Camera gear – This can be a touchy subject. Many people want to bring as much as they can (or more then they can). When you are backpacking, 99% of the time you have to face the fact that photography is not the point of the trip. Your space and weight allowance for camera gear islimited. Many people differ on what is a good load. I have spoken with people who recommend a single 35-70mm lens and a few rolls of film, some who recommend a 24 and 85mm primes a couple rolls of film and call it a day and some who recommend a medium format camera with 3 extra lenses, a tripod a 35mm body with another 3-4 lenses and various filters, film holders and film. Personally what I would suggest is either a single zoom lens of around 28mm-100mm equivalent focal length if that is doable. That or what am settling down to is a 24, 50 and 100mm prime. If you have something superwide and you are going to be doing a lot of ridge hiking then maybe a superwide like a 14, 17 or 18mm lens would be a good bet even if it increases your pack weight some. Medium format just doesn’t really have a place in backpacking unless it is day hiking. Also heavy tripods are a big no-no. Get a carbon fiber travel tripod or even a super cheap aluminum one. My Bogen 055xb is vastly superior to my cheap Targus, but the targus got the job done even with my 85mm lens on it (and especially withthe 24mm lens) including night exposures of 40s or so long and also 1/8-1/4s long exposures. This was with light wind, not still conditions. There is no way I would put a heavy lens and camera on there like a 24-70/2.8 and 1ds mkIII, but it’ll handle a lightish body and a smaller prime lens, and for backpacking what else are you using mostly? At around 1lb the Targus was the easy choice for backpacking over the around 5.5lb with head 055xb. Someday maybe I’ll look in to a Gitzo carbon fiber travel tripod, but until I have a spare $300-500 I’ll go with the Targus.
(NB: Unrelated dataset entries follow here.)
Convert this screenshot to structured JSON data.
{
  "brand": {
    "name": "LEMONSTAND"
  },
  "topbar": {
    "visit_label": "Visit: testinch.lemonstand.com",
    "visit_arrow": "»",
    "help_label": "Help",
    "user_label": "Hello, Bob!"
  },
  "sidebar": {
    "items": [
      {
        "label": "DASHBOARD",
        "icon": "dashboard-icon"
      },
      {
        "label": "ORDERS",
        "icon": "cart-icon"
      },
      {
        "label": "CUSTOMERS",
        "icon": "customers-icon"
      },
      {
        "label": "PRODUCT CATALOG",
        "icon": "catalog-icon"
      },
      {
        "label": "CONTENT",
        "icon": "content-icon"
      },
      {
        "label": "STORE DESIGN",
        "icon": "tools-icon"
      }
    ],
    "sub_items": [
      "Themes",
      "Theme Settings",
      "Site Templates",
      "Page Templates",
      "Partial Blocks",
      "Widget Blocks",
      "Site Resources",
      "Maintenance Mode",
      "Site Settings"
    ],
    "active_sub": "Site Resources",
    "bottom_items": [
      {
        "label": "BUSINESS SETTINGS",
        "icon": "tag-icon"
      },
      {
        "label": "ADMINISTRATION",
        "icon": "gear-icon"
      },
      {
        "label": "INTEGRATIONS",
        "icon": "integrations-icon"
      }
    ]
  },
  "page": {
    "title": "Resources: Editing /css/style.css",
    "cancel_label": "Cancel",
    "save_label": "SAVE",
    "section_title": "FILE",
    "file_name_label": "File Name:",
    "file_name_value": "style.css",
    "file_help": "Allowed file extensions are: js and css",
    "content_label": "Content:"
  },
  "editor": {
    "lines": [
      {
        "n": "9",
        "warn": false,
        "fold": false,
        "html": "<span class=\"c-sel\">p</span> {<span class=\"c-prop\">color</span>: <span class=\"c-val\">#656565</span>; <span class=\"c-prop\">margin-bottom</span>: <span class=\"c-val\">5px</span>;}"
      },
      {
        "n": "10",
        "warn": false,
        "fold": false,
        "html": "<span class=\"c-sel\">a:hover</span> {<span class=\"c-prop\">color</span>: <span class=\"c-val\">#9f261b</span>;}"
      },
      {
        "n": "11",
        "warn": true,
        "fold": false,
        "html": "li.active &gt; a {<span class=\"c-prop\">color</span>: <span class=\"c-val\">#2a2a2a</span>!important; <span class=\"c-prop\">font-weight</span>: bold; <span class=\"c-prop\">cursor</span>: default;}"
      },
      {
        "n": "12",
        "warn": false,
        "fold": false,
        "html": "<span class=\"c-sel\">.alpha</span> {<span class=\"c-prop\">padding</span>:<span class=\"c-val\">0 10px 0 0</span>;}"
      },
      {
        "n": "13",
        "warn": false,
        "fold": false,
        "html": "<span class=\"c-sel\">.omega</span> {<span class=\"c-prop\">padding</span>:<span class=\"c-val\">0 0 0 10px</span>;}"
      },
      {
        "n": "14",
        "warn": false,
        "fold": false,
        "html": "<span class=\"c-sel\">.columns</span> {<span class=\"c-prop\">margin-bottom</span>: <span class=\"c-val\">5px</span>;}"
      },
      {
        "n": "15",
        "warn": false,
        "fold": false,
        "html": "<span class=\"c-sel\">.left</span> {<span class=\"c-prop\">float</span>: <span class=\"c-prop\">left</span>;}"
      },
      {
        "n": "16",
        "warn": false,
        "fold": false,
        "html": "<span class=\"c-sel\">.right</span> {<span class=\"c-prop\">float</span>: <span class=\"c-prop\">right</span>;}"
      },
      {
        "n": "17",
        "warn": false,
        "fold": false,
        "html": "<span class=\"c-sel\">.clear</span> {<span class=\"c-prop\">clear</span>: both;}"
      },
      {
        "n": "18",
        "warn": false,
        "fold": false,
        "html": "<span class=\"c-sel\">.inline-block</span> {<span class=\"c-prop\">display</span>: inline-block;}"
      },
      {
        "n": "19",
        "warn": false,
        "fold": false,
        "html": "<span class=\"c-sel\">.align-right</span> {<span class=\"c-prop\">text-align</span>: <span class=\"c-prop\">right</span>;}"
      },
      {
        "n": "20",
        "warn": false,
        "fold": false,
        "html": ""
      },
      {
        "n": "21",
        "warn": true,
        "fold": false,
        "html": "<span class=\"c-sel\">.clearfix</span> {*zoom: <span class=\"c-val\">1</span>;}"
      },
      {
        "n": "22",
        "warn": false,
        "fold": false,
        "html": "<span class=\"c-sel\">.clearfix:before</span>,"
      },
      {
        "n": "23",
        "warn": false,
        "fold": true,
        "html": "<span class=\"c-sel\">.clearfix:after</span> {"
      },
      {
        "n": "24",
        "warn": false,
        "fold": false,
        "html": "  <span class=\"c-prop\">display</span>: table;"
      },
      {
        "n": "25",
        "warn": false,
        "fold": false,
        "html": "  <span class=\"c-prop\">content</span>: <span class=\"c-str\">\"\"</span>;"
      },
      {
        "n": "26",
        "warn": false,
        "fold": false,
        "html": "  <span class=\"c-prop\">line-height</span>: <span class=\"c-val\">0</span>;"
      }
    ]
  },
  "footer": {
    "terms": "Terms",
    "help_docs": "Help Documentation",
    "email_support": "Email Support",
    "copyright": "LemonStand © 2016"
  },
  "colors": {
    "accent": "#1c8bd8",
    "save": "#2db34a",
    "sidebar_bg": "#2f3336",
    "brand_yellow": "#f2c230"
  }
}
Tamron 28mm f/2.5
Prep – Backpacking isn’t all about the gear. There are important things to prepare for the trip as well.
1) Pick your friends. This is probably the most important. Go with people who you’d enjoy backpacking with. Remember you might be sharing a tent with them and might be the only person/people you have to talk to for the next several days.
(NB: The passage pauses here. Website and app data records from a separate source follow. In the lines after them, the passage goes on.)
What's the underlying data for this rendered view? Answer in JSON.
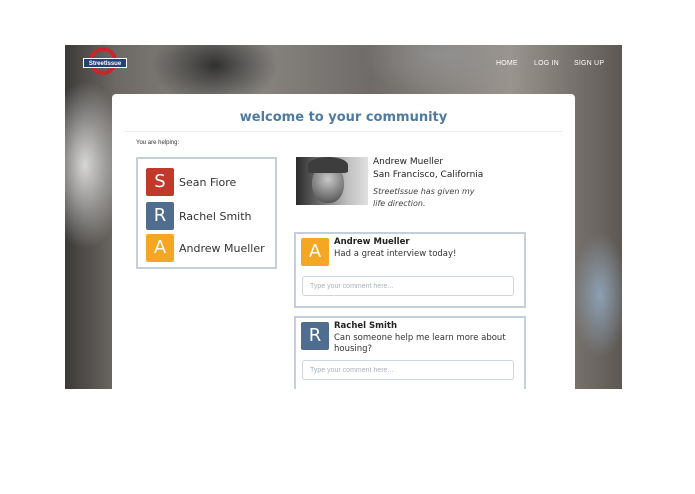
{
  "brand": {
    "name": "StreetIssue"
  },
  "nav": {
    "home": "HOME",
    "login": "LOG IN",
    "signup": "SIGN UP"
  },
  "panel": {
    "title": "welcome to your community",
    "helping_label": "You are helping:"
  },
  "helping": [
    {
      "initial": "S",
      "name": "Sean Fiore",
      "color": "#c0392b"
    },
    {
      "initial": "R",
      "name": "Rachel Smith",
      "color": "#4f6d8f"
    },
    {
      "initial": "A",
      "name": "Andrew Mueller",
      "color": "#f5a623"
    }
  ],
  "profile": {
    "name": "Andrew Mueller",
    "location": "San Francisco, California",
    "quote": "StreetIssue has given my life direction."
  },
  "posts": [
    {
      "initial": "A",
      "color": "#f5a623",
      "author": "Andrew Mueller",
      "text": "Had a great interview today!",
      "comment_placeholder": "Type your comment here..."
    },
    {
      "initial": "R",
      "color": "#4f6d8f",
      "author": "Rachel Smith",
      "text": "Can someone help me learn more about housing?",
      "comment_placeholder": "Type your comment here..."
    }
  ]
}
2) Be realistic and get in shape – If you’ve never been backpacking before, don’t expect to be able to do 20 miles a day on a steep trail. I’ve been before and am in decent shape and 10 miles one day and 8 miles the next kicked my butt some with just a 33lb pack (around 37 with water and I was recovered by the next evening). That one nearly 30 mile day back when I was 18 and in very good shape left me worthless for nearly 3 days afterward because of sore muscles and blisters. Better boots would have helped for both, but it wouldn’t have entirely solved everything. If you are going over several days, plan on working your way up to it. Keep the first day or two shorter then the rest of the trip so that your body can get used to the back and the distances. Take breaks as well. Hike for maybe an hour and then take a 10-15 minute break. At a fast hike you can probably cover 2 miles an hour, even with a 10 minute break every hour. At a more moderate pace a mile and a half in an hour is still quite possible and if you do a full day of hiking, which I don’t recommend for the first day or so on the trail you can easily cover 12-15 miles once you get used to it. Before you go get decent maps of the area. If there isn’t potable water readily available have maps of where springs or water sources are. Bring a backpacking water filter and iodine tablets. Even if there is potable water (water pumps, etc) along the trail a $2 bottle of iodine tablets can save you a world of hurt if it turns out that the pumps aren’t working. Before you go take 2 or 3 day trips with your pack loaded down with at least as much weight as you’ll be taking with you. Do at least 5-6 miles of hiking on each day trip. This will also help you get in shape and your body used to the weight. Lastly, good boots that have been broken in with hiking socks is a must.